[ABOUT THIS EXERCISE]
The number of lines containing the word "placeholder" is all you should give; count them in the records below.

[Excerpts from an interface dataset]

[Start of Attachment]

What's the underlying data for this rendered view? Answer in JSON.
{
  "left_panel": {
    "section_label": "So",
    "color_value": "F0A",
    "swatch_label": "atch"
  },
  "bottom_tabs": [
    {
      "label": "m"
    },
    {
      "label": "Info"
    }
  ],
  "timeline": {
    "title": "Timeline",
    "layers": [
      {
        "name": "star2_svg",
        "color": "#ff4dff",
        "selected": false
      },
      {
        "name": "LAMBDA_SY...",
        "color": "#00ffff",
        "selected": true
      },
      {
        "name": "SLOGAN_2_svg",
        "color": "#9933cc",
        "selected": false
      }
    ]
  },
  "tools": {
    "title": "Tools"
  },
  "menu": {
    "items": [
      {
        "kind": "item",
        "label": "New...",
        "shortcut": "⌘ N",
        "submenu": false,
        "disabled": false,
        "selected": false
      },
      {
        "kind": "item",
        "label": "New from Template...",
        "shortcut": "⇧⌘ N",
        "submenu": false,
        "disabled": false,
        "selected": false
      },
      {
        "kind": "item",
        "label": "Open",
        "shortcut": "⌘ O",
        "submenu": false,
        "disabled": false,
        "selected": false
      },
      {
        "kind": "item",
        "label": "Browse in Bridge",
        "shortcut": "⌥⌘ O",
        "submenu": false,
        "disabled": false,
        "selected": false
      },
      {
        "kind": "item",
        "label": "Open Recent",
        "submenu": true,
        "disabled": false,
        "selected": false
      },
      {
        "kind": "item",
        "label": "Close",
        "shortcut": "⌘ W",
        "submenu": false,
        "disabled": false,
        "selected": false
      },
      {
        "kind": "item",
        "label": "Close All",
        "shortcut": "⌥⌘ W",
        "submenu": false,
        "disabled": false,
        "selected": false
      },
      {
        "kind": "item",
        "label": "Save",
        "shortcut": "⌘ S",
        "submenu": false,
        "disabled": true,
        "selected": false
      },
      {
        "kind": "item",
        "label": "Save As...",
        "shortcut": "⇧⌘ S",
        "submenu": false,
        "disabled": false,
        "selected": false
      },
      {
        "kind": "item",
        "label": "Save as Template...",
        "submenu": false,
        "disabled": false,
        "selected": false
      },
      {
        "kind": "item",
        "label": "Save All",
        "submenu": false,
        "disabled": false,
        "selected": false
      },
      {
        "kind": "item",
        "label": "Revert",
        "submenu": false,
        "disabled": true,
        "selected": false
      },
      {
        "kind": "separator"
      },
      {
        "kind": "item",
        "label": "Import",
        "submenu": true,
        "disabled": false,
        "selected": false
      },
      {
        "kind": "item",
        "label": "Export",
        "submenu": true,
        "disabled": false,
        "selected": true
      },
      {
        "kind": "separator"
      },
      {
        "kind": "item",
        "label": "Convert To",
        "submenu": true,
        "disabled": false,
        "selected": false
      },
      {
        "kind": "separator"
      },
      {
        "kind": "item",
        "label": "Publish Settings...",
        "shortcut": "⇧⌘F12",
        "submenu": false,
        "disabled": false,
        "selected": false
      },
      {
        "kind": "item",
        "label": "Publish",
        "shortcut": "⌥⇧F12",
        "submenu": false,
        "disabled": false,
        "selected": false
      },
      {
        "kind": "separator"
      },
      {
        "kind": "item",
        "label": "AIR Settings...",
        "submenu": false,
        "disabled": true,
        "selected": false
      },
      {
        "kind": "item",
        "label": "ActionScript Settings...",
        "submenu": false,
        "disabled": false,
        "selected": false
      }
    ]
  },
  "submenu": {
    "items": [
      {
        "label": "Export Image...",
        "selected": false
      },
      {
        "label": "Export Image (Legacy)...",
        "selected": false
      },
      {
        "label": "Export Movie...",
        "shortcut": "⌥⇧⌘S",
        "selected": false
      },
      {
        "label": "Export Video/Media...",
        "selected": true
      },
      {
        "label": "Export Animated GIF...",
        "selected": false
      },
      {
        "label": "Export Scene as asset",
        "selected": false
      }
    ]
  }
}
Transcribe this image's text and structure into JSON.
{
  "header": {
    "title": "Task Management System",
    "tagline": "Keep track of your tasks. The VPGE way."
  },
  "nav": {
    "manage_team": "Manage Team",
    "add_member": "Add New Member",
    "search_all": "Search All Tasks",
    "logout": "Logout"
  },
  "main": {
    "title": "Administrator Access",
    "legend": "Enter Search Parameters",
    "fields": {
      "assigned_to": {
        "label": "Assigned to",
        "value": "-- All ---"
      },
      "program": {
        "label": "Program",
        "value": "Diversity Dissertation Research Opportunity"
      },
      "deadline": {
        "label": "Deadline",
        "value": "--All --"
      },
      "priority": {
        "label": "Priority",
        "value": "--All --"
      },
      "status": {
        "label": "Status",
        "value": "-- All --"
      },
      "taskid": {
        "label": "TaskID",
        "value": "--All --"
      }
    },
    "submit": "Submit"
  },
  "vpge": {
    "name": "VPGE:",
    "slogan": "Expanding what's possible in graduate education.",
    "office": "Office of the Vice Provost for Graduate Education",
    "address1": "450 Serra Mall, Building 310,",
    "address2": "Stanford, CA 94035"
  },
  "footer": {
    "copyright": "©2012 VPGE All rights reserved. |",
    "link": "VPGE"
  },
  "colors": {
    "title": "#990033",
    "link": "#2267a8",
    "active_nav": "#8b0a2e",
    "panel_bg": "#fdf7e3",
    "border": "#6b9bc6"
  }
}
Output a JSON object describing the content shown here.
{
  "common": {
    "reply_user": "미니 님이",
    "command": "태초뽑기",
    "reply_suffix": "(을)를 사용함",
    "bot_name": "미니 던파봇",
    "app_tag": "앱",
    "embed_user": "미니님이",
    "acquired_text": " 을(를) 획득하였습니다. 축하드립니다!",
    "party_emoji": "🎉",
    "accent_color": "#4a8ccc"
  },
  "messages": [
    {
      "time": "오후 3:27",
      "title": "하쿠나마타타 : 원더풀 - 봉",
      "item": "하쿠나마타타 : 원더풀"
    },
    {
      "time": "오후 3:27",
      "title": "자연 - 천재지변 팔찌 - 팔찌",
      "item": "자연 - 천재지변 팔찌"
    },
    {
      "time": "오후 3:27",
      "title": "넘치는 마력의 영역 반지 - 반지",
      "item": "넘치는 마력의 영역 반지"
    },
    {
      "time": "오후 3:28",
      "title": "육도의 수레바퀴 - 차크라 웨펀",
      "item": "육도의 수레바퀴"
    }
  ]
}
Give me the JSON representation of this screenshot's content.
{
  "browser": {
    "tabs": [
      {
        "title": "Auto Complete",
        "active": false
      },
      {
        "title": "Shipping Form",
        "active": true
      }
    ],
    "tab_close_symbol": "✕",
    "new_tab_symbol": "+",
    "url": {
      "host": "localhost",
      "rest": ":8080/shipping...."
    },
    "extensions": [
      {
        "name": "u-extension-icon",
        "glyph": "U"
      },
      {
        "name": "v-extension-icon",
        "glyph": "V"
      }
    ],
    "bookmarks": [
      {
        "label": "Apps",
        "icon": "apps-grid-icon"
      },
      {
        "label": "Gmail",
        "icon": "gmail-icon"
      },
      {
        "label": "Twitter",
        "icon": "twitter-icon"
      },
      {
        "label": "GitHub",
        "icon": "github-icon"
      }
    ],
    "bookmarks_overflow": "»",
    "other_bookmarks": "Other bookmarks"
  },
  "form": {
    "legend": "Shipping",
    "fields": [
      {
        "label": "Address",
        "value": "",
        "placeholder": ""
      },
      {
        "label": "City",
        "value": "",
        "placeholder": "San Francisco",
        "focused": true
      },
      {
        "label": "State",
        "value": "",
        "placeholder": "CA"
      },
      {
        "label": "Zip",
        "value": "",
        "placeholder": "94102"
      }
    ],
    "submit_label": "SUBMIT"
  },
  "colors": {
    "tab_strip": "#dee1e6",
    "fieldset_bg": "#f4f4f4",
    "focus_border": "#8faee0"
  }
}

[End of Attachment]

[WRITTEN REPLY]
4